“If a private investigator hired by a generous law firm hadn’t found the blood evidence, I’d be dead today. No doubt about it,” wrote John Thompson in a
New York Times op-ed on Sunday
Thompson was 22 years old when police arrested him at his grandmother’s house in New Orleans in 1985. He spent 18 years behind bars – 14 of them on death row – at Louisiana State Penitentiary at Angola for a murder he didn’t commit. It was not until May of 1999, with a seventh and final execution date just weeks ahead, that the investigator hired by Thompson’s legal team uncovered exculpatory evidence.
During his time at Angola, Thompson received six execution dates, exhausting appeals to delay each one. Thompson said that his lawyers told him it would take a miracle to avoid the seventh, writing in his op-ed that he was ready to give up when an investigator discovered a report proving that Thompson was not a match for the blood type of the perpetrator of the robbery.
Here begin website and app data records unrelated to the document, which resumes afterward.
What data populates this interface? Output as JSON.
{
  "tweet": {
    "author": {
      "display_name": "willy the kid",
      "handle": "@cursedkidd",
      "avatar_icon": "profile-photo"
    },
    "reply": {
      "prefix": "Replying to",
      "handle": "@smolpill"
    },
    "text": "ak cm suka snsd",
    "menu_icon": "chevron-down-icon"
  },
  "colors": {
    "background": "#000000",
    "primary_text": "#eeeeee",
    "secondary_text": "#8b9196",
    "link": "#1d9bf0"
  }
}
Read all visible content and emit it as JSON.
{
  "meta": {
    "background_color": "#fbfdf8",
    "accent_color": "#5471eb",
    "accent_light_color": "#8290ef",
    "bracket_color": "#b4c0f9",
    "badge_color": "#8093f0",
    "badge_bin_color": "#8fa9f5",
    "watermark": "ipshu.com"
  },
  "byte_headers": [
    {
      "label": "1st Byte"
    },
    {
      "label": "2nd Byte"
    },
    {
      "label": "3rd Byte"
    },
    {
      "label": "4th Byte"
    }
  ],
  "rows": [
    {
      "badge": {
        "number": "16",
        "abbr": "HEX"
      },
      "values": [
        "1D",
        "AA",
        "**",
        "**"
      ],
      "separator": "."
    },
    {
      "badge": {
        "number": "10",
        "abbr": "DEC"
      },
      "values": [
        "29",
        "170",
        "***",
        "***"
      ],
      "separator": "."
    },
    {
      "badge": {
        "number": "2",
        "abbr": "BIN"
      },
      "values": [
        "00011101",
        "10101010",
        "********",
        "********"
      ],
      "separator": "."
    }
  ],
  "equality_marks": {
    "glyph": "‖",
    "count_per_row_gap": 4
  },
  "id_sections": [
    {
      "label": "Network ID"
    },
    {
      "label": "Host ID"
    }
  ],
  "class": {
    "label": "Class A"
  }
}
Prosecutors had knowingly withheld the test results for 15 years. As the Innocence Blog previous reported, the Supreme Court overturned Thompson’s 2005 compensation victory that awarded him $14 million in damages, the majority ruling that the prosecutors were not liable for the failure to turn over the evidence that proved his innocence. Thompson responds:
“I don’t care about the money. I just want to know why the prosecutors who hid evidence, sent me to prison for something I didn’t do and nearly had me killed are not in jail themselves. There were no ethics charges against them, no criminal charges, no one was fired and now, according to the Supreme Court, no one can be sued.”
Former Orleans Parish District Attorney Harry Connick, Sr., called for a grand jury investigation when the hidden evidence first came to light, but cancelled the plans once it became clear how may lawyers from his office had been involved. As Thompson points out, overlooking such serious misconduct and abuse of authority sends the wrong message to those responsible and further jeopardizes inmates wishing to prove their innocence.
“There are more than 4,000 people serving life without parole in Louisiana, almost none of whom have lawyers after their convictions are final. Someone needs to look at those cases to see how many others might be innocent.”
In 2007, Thompson founded a nonprofit called
Resurrection After Exoneration
to make sure that no future exonerees are left to rebuild their lives without proper support.
Most recently, Thompson co-signed a letter with 18 other exonerees, who were also the victims of prosecutorial misconduct, addressed to United States Attorney General Eric Holder
demanding greater accountability for prosecutorial misconduct in response to the Supreme Court’s decision